[[ DATA SUPPLIED open ]]
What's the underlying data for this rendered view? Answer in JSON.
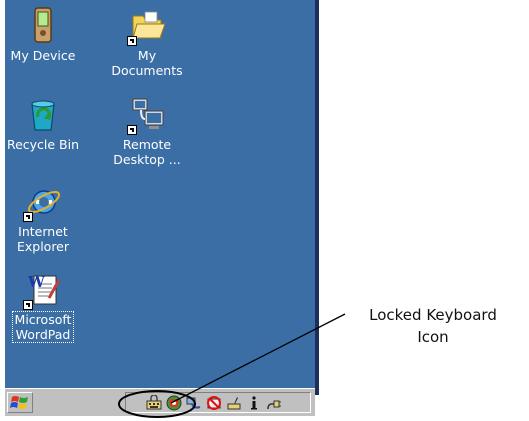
{
  "desktop": {
    "background_color": "#3a6ea5",
    "icons": [
      {
        "label": "My Device",
        "icon": "pda-device-icon"
      },
      {
        "label": "My\nDocuments",
        "icon": "folder-icon"
      },
      {
        "label": "Recycle Bin",
        "icon": "recycle-bin-icon"
      },
      {
        "label": "Remote\nDesktop ...",
        "icon": "remote-desktop-icon"
      },
      {
        "label": "Internet\nExplorer",
        "icon": "internet-explorer-icon"
      },
      {
        "label": "Microsoft\nWordPad",
        "icon": "wordpad-icon"
      }
    ]
  },
  "taskbar": {
    "start_icon": "windows-flag-icon",
    "tray_icons": [
      "locked-keyboard-icon",
      "network-globe-icon",
      "connection-icon",
      "battery-warning-icon",
      "pen-icon",
      "info-icon",
      "power-plug-icon"
    ]
  },
  "annotation": {
    "text": "Locked Keyboard\nIcon"
  }
}
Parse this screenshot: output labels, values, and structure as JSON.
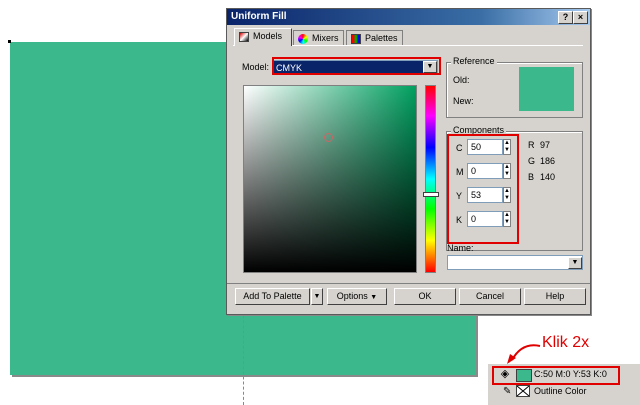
{
  "dialog": {
    "title": "Uniform Fill",
    "help_glyph": "?",
    "close_glyph": "×",
    "tabs": [
      {
        "label": "Models"
      },
      {
        "label": "Mixers"
      },
      {
        "label": "Palettes"
      }
    ],
    "model_label": "Model:",
    "model_value": "CMYK",
    "reference": {
      "title": "Reference",
      "old_label": "Old:",
      "new_label": "New:",
      "swatch_color": "#3cb98c"
    },
    "components": {
      "title": "Components",
      "cmyk": [
        {
          "label": "C",
          "value": "50"
        },
        {
          "label": "M",
          "value": "0"
        },
        {
          "label": "Y",
          "value": "53"
        },
        {
          "label": "K",
          "value": "0"
        }
      ],
      "rgb": [
        {
          "label": "R",
          "value": "97"
        },
        {
          "label": "G",
          "value": "186"
        },
        {
          "label": "B",
          "value": "140"
        }
      ]
    },
    "name_label": "Name:",
    "name_value": "",
    "buttons": {
      "add_to_palette": "Add To Palette",
      "options": "Options",
      "ok": "OK",
      "cancel": "Cancel",
      "help": "Help"
    }
  },
  "statusbar": {
    "fill_text": "C:50 M:0 Y:53 K:0",
    "fill_color": "#3cb98c",
    "outline_text": "Outline Color"
  },
  "annotation": {
    "text": "Klik 2x",
    "color": "#e00000"
  },
  "canvas": {
    "fill_color": "#3cb98c"
  }
}
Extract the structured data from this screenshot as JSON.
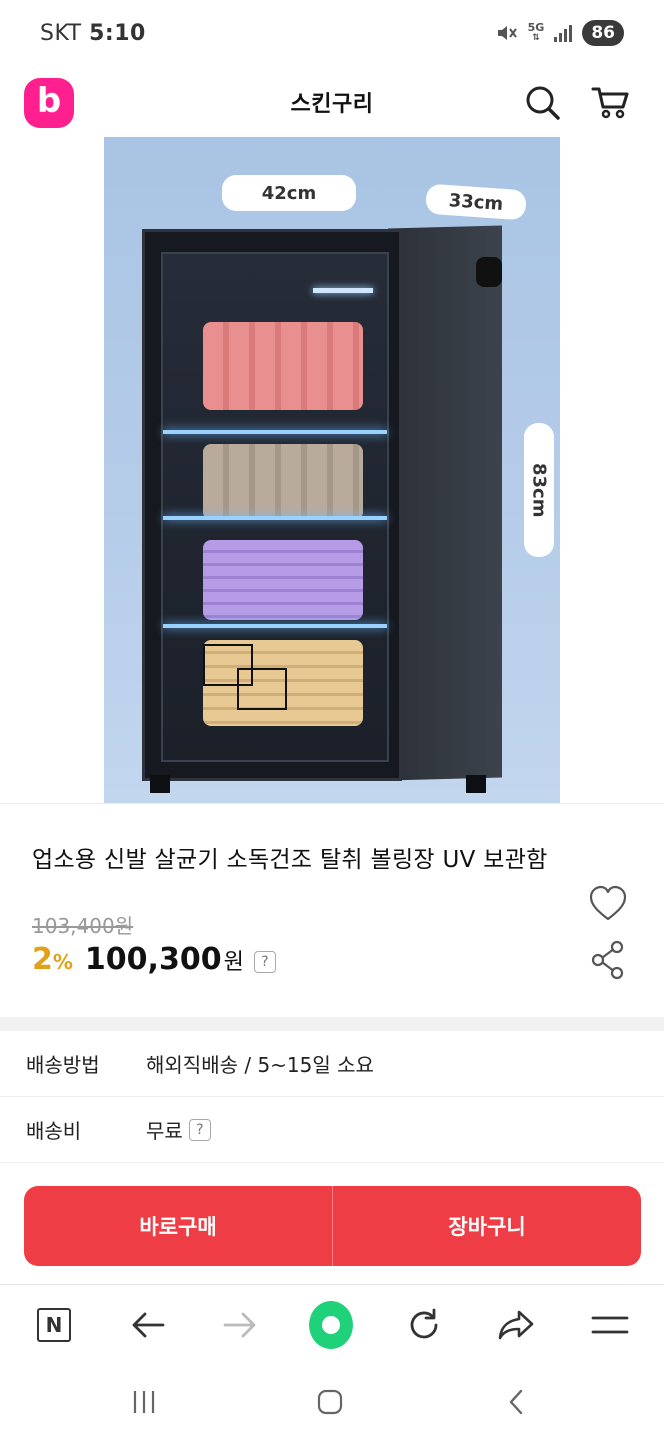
{
  "status_bar": {
    "carrier": "SKT",
    "time": "5:10",
    "network": "5G",
    "battery": "86"
  },
  "header": {
    "logo_letter": "b",
    "title": "스킨구리",
    "icons": [
      "search-icon",
      "cart-icon"
    ]
  },
  "product_image": {
    "width_label": "42cm",
    "depth_label": "33cm",
    "height_label": "83cm"
  },
  "product": {
    "name": "업소용 신발 살균기 소독건조 탈취 볼링장 UV 보관함",
    "original_price": "103,400원",
    "discount_rate": "2",
    "discount_unit": "%",
    "sale_price": "100,300",
    "currency": "원",
    "help_mark": "?"
  },
  "shipping": {
    "method_label": "배송방법",
    "method_value": "해외직배송 / 5~15일 소요",
    "fee_label": "배송비",
    "fee_value": "무료",
    "help_mark": "?"
  },
  "actions": {
    "buy_now": "바로구매",
    "add_to_cart": "장바구니"
  },
  "browser_bar": {
    "n_label": "N",
    "icons": [
      "n-icon",
      "back-arrow-icon",
      "forward-arrow-icon",
      "green-dot-button",
      "refresh-icon",
      "share-arrow-icon",
      "menu-icon"
    ]
  },
  "colors": {
    "brand_pink": "#ff1f8e",
    "buy_red": "#ee3d44",
    "discount_gold": "#e0a21a",
    "green_button": "#1fd27a"
  }
}
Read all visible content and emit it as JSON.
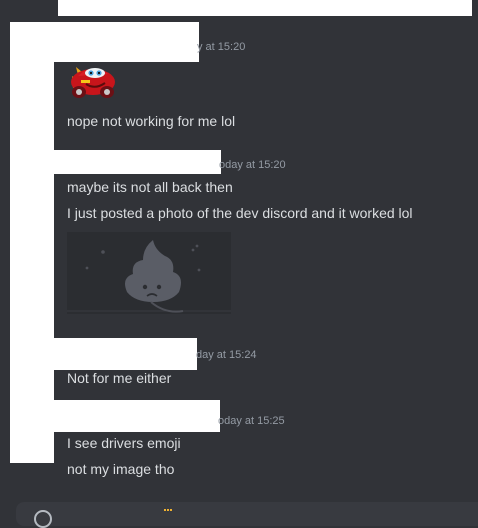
{
  "messages": [
    {
      "timestamp": "y at 15:20",
      "lines": [
        "nope not working for me lol"
      ],
      "emoji": "lightning-mcqueen-emoji"
    },
    {
      "timestamp": "oday at 15:20",
      "lines": [
        "maybe its not all back then",
        "I just posted a photo of the dev discord and it worked lol"
      ],
      "image": "broken-image-placeholder"
    },
    {
      "timestamp": "day at 15:24",
      "lines": [
        "Not for me either"
      ]
    },
    {
      "timestamp": "oday at 15:25",
      "lines": [
        "I see drivers emoji",
        "not my image tho"
      ]
    }
  ],
  "colors": {
    "background": "#313338",
    "text": "#dbdee1",
    "timestamp": "#949ba4",
    "redaction": "#ffffff"
  }
}
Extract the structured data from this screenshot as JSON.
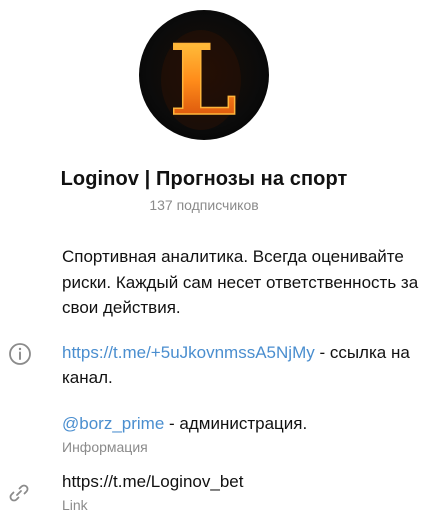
{
  "channel": {
    "title": "Loginov | Прогнозы на спорт",
    "subscribers": "137 подписчиков",
    "avatar_letter": "L",
    "description": "Спортивная аналитика. Всегда оценивайте риски. Каждый сам несет ответственность за свои действия."
  },
  "info": {
    "invite_link": "https://t.me/+5uJkovnmssA5NjMy",
    "invite_suffix": " - ссылка на канал.",
    "admin_handle": "@borz_prime",
    "admin_suffix": " - администрация.",
    "caption": "Информация"
  },
  "link": {
    "value": "https://t.me/Loginov_bet",
    "caption": "Link"
  },
  "colors": {
    "accent_link": "#4a8ecf",
    "secondary_text": "#8b8b8b"
  },
  "icons": [
    "info-icon",
    "link-icon"
  ]
}
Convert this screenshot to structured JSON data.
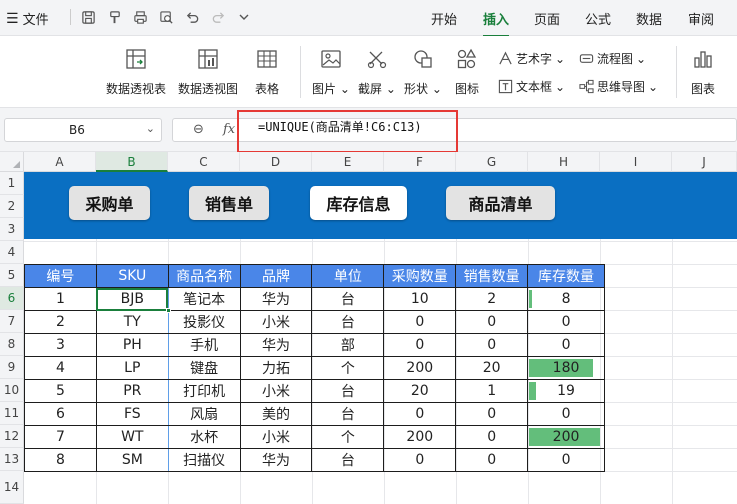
{
  "menubar": {
    "file_label": "文件",
    "tabs": [
      {
        "label": "开始",
        "active": false
      },
      {
        "label": "插入",
        "active": true
      },
      {
        "label": "页面",
        "active": false
      },
      {
        "label": "公式",
        "active": false
      },
      {
        "label": "数据",
        "active": false
      },
      {
        "label": "审阅",
        "active": false
      }
    ]
  },
  "ribbon": {
    "pivot_table": "数据透视表",
    "pivot_chart": "数据透视图",
    "table": "表格",
    "picture": "图片",
    "screenshot": "截屏",
    "shapes": "形状",
    "icons": "图标",
    "wordart": "艺术字",
    "textbox": "文本框",
    "flowchart": "流程图",
    "mindmap": "思维导图",
    "chart": "图表"
  },
  "formula_bar": {
    "name_box": "B6",
    "formula": "=UNIQUE(商品清单!C6:C13)"
  },
  "columns": [
    "A",
    "B",
    "C",
    "D",
    "E",
    "F",
    "G",
    "H",
    "I",
    "J"
  ],
  "rows": [
    "1",
    "2",
    "3",
    "4",
    "5",
    "6",
    "7",
    "8",
    "9",
    "10",
    "11",
    "12",
    "13",
    "14"
  ],
  "nav_buttons": [
    "采购单",
    "销售单",
    "库存信息",
    "商品清单"
  ],
  "table": {
    "headers": [
      "编号",
      "SKU",
      "商品名称",
      "品牌",
      "单位",
      "采购数量",
      "销售数量",
      "库存数量"
    ],
    "rows": [
      [
        "1",
        "BJB",
        "笔记本",
        "华为",
        "台",
        "10",
        "2",
        "8"
      ],
      [
        "2",
        "TY",
        "投影仪",
        "小米",
        "台",
        "0",
        "0",
        "0"
      ],
      [
        "3",
        "PH",
        "手机",
        "华为",
        "部",
        "0",
        "0",
        "0"
      ],
      [
        "4",
        "LP",
        "键盘",
        "力拓",
        "个",
        "200",
        "20",
        "180"
      ],
      [
        "5",
        "PR",
        "打印机",
        "小米",
        "台",
        "20",
        "1",
        "19"
      ],
      [
        "6",
        "FS",
        "风扇",
        "美的",
        "台",
        "0",
        "0",
        "0"
      ],
      [
        "7",
        "WT",
        "水杯",
        "小米",
        "个",
        "200",
        "0",
        "200"
      ],
      [
        "8",
        "SM",
        "扫描仪",
        "华为",
        "台",
        "0",
        "0",
        "0"
      ]
    ],
    "stock_bar_max": 200
  },
  "colors": {
    "accent_green": "#1a7f3c",
    "banner_blue": "#0a6fc2",
    "header_blue": "#4a86e8",
    "databar_green": "#63be7b",
    "highlight_red": "#e53935"
  }
}
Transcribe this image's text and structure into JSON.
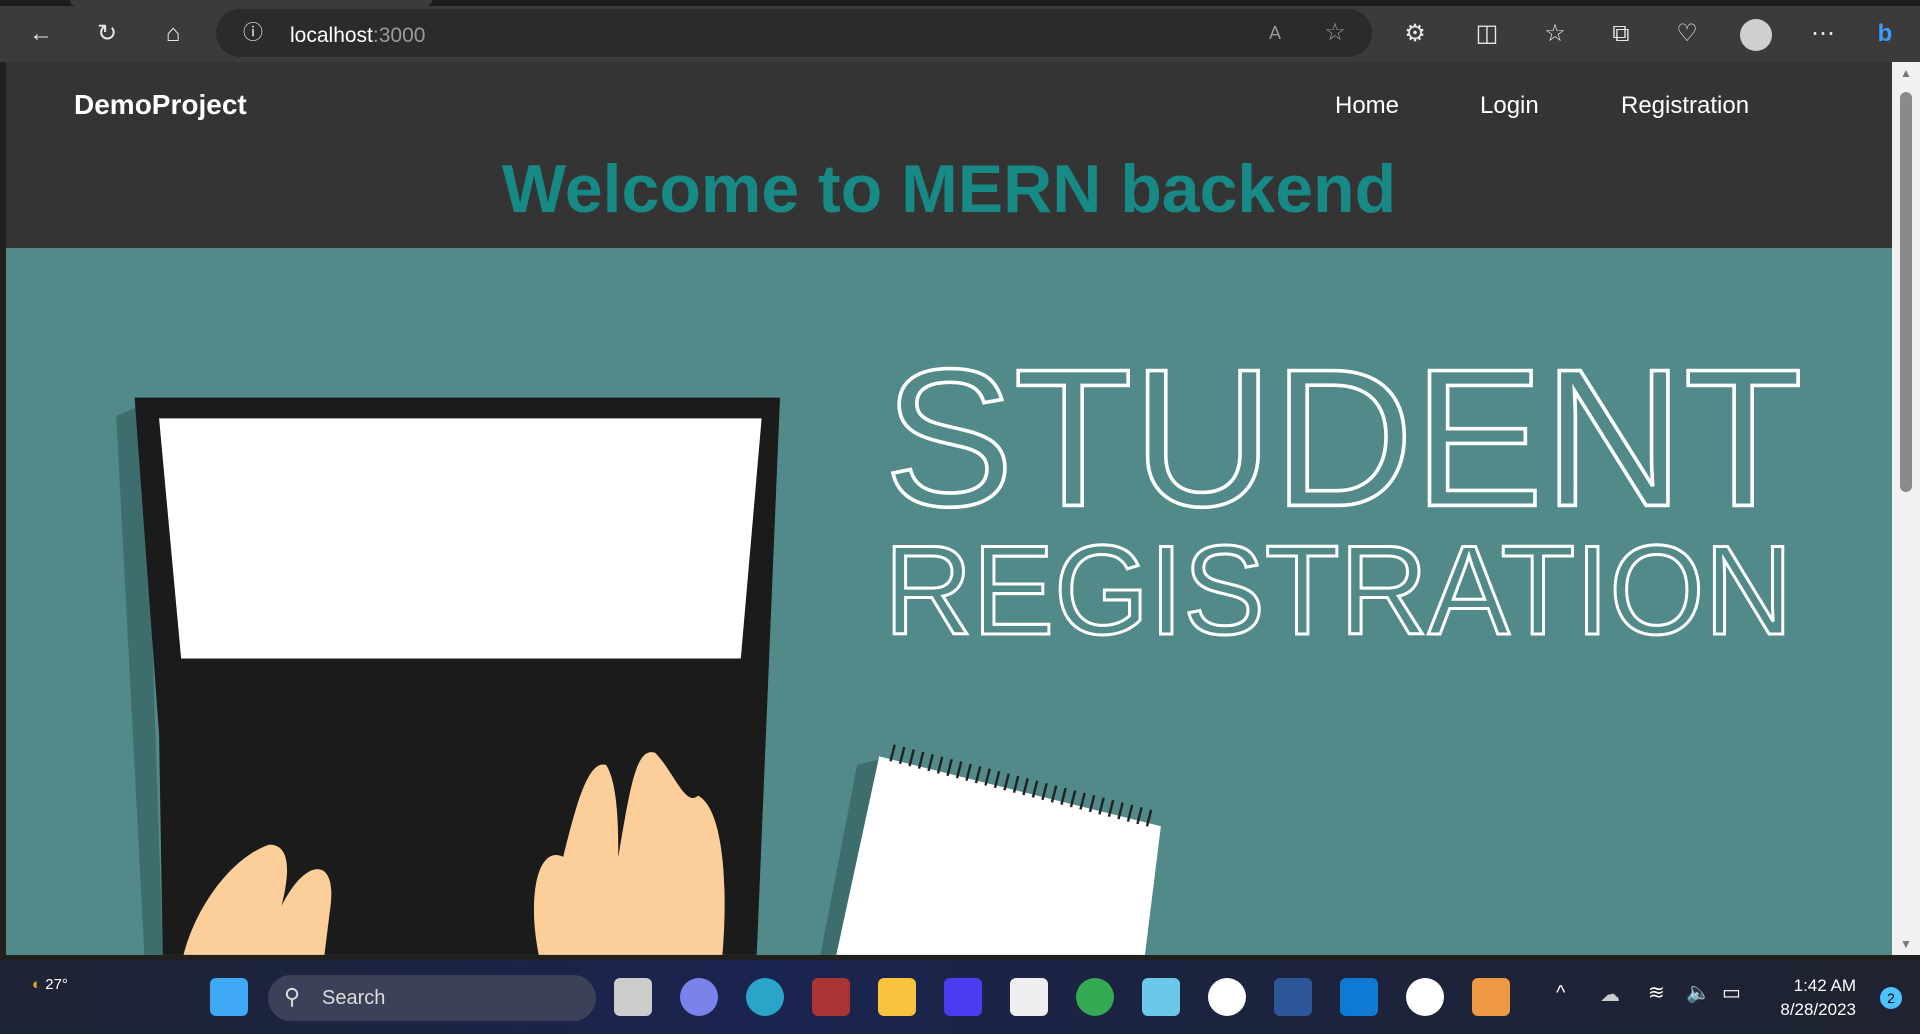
{
  "browser": {
    "url_host": "localhost",
    "url_port": ":3000"
  },
  "navbar": {
    "brand": "DemoProject",
    "links": [
      "Home",
      "Login",
      "Registration"
    ]
  },
  "page": {
    "heading": "Welcome to MERN backend",
    "hero_line1": "STUDENT",
    "hero_line2": "REGISTRATION"
  },
  "taskbar": {
    "weather": "27°",
    "search_placeholder": "Search",
    "time": "1:42 AM",
    "date": "8/28/2023",
    "notifications": "2"
  },
  "colors": {
    "heading": "#178a86",
    "hero_bg": "#518a89",
    "navbar": "#343434"
  }
}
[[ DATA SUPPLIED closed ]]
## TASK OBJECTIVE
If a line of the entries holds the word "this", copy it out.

## ANSWER SECTION
What's the underlying data for this rendered view? Answer in JSON.
Parse this screenshot: output labels, values, and structure as JSON.
Extract the structured data from this screenshot as JSON.
Extract the structured data from this screenshot as JSON.
Convert this screenshot to structured JSON data.
Transcribe this image's text and structure into JSON.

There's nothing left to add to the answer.